Ultimately, the Wild lost to a highly skilled team blessed with playoff savvy and experience. No shame in that.
This Wild team gave our sports market something it sorely needed. It re-introduced us to something called the postseason and reminded us how much fun that can be, the way it energizes a city and connects diehards and casual fans alike.
We needed this. We needed to experience the thrill and tension of an extended playoff run with its highs and lows. It’s been entirely too long around here.
Game 6 captured all those emotions, and the second period in particular showcased hockey at its best. The teams traded breakaways and odd-man rushes and bang-bang scoring chances. The pace and action were exhilarating.
The overtime period felt like 19,000 fans collectively holding their breath. Until Kane’s winner brought Xcel Energy Center to sudden silence.
“It can’t get any worse than losing like that,” Parise said. “You shouldn’t lose like that.”
Once the sting wears off, the Wild should feel encouraged that it went nose-to-nose with the defending champions and wasn’t outclassed. Yes, the Blackhawks won the series 4-2, but the Wild didn’t look out of its league. Unlike last year, the Wild belonged on the ice. The Blackhawks had to earn their win this time.
“I feel like we’re just as good as anybody,” Parise said.

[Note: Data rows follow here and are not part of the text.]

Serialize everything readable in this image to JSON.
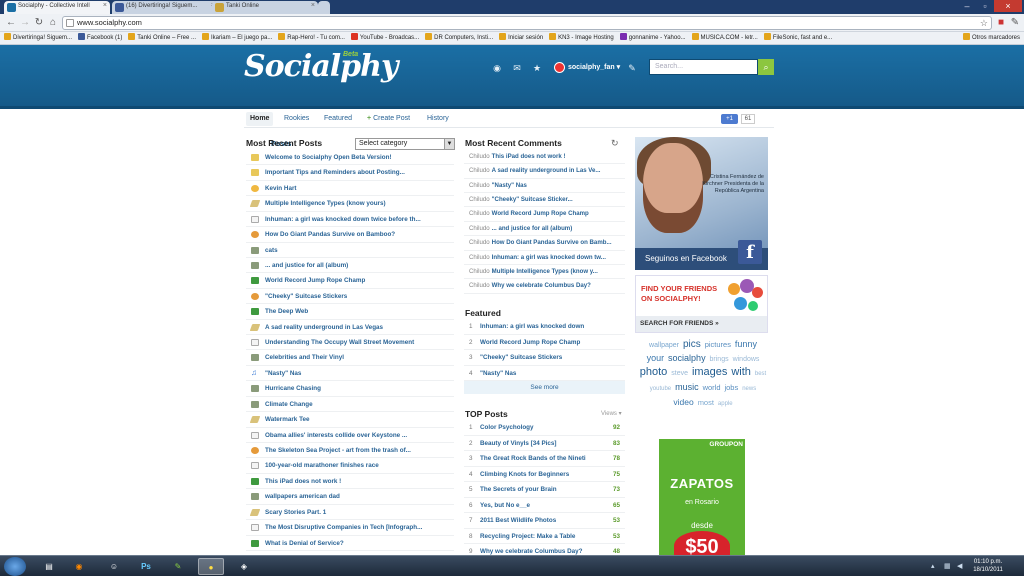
{
  "browser": {
    "tabs": [
      {
        "label": "Socialphy - Collective Intell",
        "active": true
      },
      {
        "label": "(16) Divertiringa! Siguem...",
        "active": false
      },
      {
        "label": "Tanki Online",
        "active": false
      }
    ],
    "url": "www.socialphy.com",
    "bookmarks": [
      "Divertiringa! Siguem...",
      "Facebook (1)",
      "Tanki Online – Free ...",
      "Ikariam – El juego pa...",
      "Rap-Hero! - Tu com...",
      "YouTube - Broadcas...",
      "DR Computers, Insti...",
      "Iniciar sesión",
      "KN3 - Image Hosting",
      "gonnanime - Yahoo...",
      "MUSICA.COM - letr...",
      "FileSonic, fast and e..."
    ],
    "other_bookmarks": "Otros marcadores"
  },
  "site": {
    "logo": "Socialphy",
    "beta": "Beta",
    "username": "socialphy_fan",
    "search_placeholder": "Search...",
    "main_tabs": [
      "Posts",
      "Communities",
      "TOPs"
    ],
    "sub_nav": {
      "home": "Home",
      "rookies": "Rookies",
      "featured": "Featured",
      "create": "Create Post",
      "history": "History"
    },
    "gplus_label": "+1",
    "gplus_count": "61"
  },
  "recent_posts": {
    "title": "Most Recent Posts",
    "category_select": "Select category",
    "items": [
      {
        "icon": "folder",
        "title": "Welcome to Socialphy Open Beta Version!"
      },
      {
        "icon": "folder",
        "title": "Important Tips and Reminders about Posting..."
      },
      {
        "icon": "smile",
        "title": "Kevin Hart"
      },
      {
        "icon": "pencil",
        "title": "Multiple Intelligence Types (know yours)"
      },
      {
        "icon": "doc",
        "title": "Inhuman: a girl was knocked down twice before th..."
      },
      {
        "icon": "emo",
        "title": "How Do Giant Pandas Survive on Bamboo?"
      },
      {
        "icon": "img",
        "title": "cats"
      },
      {
        "icon": "img",
        "title": "... and justice for all (album)"
      },
      {
        "icon": "note",
        "title": "World Record Jump Rope Champ"
      },
      {
        "icon": "emo",
        "title": "\"Cheeky\" Suitcase Stickers"
      },
      {
        "icon": "note",
        "title": "The Deep Web"
      },
      {
        "icon": "pencil",
        "title": "A sad reality underground in Las Vegas"
      },
      {
        "icon": "doc",
        "title": "Understanding The Occupy Wall Street Movement"
      },
      {
        "icon": "img",
        "title": "Celebrities and Their Vinyl"
      },
      {
        "icon": "music",
        "title": "\"Nasty\" Nas"
      },
      {
        "icon": "img",
        "title": "Hurricane Chasing"
      },
      {
        "icon": "img",
        "title": "Climate Change"
      },
      {
        "icon": "pencil",
        "title": "Watermark Tee"
      },
      {
        "icon": "doc",
        "title": "Obama allies' interests collide over Keystone ..."
      },
      {
        "icon": "emo",
        "title": "The Skeleton Sea Project - art from the trash of..."
      },
      {
        "icon": "doc",
        "title": "100-year-old marathoner finishes race"
      },
      {
        "icon": "note",
        "title": "This iPad does not work !"
      },
      {
        "icon": "img",
        "title": "wallpapers american dad"
      },
      {
        "icon": "pencil",
        "title": "Scary Stories Part. 1"
      },
      {
        "icon": "doc",
        "title": "The Most Disruptive Companies in Tech [Infograph..."
      },
      {
        "icon": "note",
        "title": "What is Denial of Service?"
      }
    ]
  },
  "recent_comments": {
    "title": "Most Recent Comments",
    "items": [
      {
        "by": "Chiludo",
        "title": "This iPad does not work !"
      },
      {
        "by": "Chiludo",
        "title": "A sad reality underground in Las Ve..."
      },
      {
        "by": "Chiludo",
        "title": "\"Nasty\" Nas"
      },
      {
        "by": "Chiludo",
        "title": "\"Cheeky\" Suitcase Sticker..."
      },
      {
        "by": "Chiludo",
        "title": "World Record Jump Rope Champ"
      },
      {
        "by": "Chiludo",
        "title": "... and justice for all (album)"
      },
      {
        "by": "Chiludo",
        "title": "How Do Giant Pandas Survive on Bamb..."
      },
      {
        "by": "Chiludo",
        "title": "Inhuman: a girl was knocked down tw..."
      },
      {
        "by": "Chiludo",
        "title": "Multiple Intelligence Types (know y..."
      },
      {
        "by": "Chiludo",
        "title": "Why we celebrate Columbus Day?"
      }
    ]
  },
  "featured": {
    "title": "Featured",
    "items": [
      {
        "n": "1",
        "title": "Inhuman: a girl was knocked down"
      },
      {
        "n": "2",
        "title": "World Record Jump Rope Champ"
      },
      {
        "n": "3",
        "title": "\"Cheeky\" Suitcase Stickers"
      },
      {
        "n": "4",
        "title": "\"Nasty\" Nas"
      }
    ],
    "see_more": "See more"
  },
  "top_posts": {
    "title": "TOP Posts",
    "sort_label": "Views",
    "items": [
      {
        "n": "1",
        "title": "Color Psychology",
        "score": "92"
      },
      {
        "n": "2",
        "title": "Beauty of Vinyls [34 Pics]",
        "score": "83"
      },
      {
        "n": "3",
        "title": "The Great Rock Bands of the Nineti",
        "score": "78"
      },
      {
        "n": "4",
        "title": "Climbing Knots for Beginners",
        "score": "75"
      },
      {
        "n": "5",
        "title": "The Secrets of your Brain",
        "score": "73"
      },
      {
        "n": "6",
        "title": "Yes, but No e__e",
        "score": "65"
      },
      {
        "n": "7",
        "title": "2011 Best Wildlife Photos",
        "score": "53"
      },
      {
        "n": "8",
        "title": "Recycling Project: Make a Table",
        "score": "53"
      },
      {
        "n": "9",
        "title": "Why we celebrate Columbus Day?",
        "score": "48"
      }
    ]
  },
  "ads": {
    "ad1_caption": "Cristina Fernández de Kirchner Presidenta de la República Argentina",
    "ad1_footer": "Seguinos en Facebook",
    "ad2_line1": "FIND YOUR FRIENDS",
    "ad2_line2": "ON SOCIALPHY!",
    "ad2_button": "SEARCH FOR FRIENDS »",
    "tags": [
      "wallpaper",
      "pics",
      "pictures",
      "funny",
      "your",
      "socialphy",
      "brings",
      "windows",
      "photo",
      "steve",
      "images",
      "with",
      "best",
      "youtube",
      "music",
      "world",
      "jobs",
      "news",
      "video",
      "most",
      "apple"
    ],
    "ad3_brand": "GROUPON",
    "ad3_title": "ZAPATOS",
    "ad3_city": "en Rosario",
    "ad3_from": "desde",
    "ad3_price": "$50"
  },
  "taskbar": {
    "time": "01:10 p.m.",
    "date": "18/10/2011"
  }
}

This postseason run demonstrated that the Wild organization is on the right path and can become legitimate Stanley Cup contenders next season and beyond if it addresses its goaltending situation in a meaningful way and makes a few roster tweaks this offseason.
The emergence of a core group of youngsters gives hope that this team can continue its steady climb toward a championship level.
The fast-track development of Haula, Granlund, Nino Niederreiter, Charlie Coyle and Marco Scandella should be a key takeaway from this postseason.
The Wild’s future looks even brighter based on how those guys handled the big stage. They didn’t look overmatched or overwhelmed. They didn’t just dip their toes in the water. They went in headfirst, unafraid of failure or the pressure of playoff hockey.
The ending proved disappointing, but the Wild should leave for summer vacation with no regrets.
The team won one series and put up a worthy fight against the defending champions. Young players emerged, and the team dug itself out of a few difficult spots.
All in all, that should be viewed as a success and something to build upon going forward.
Chip Scoggins firstname.lastname@example.org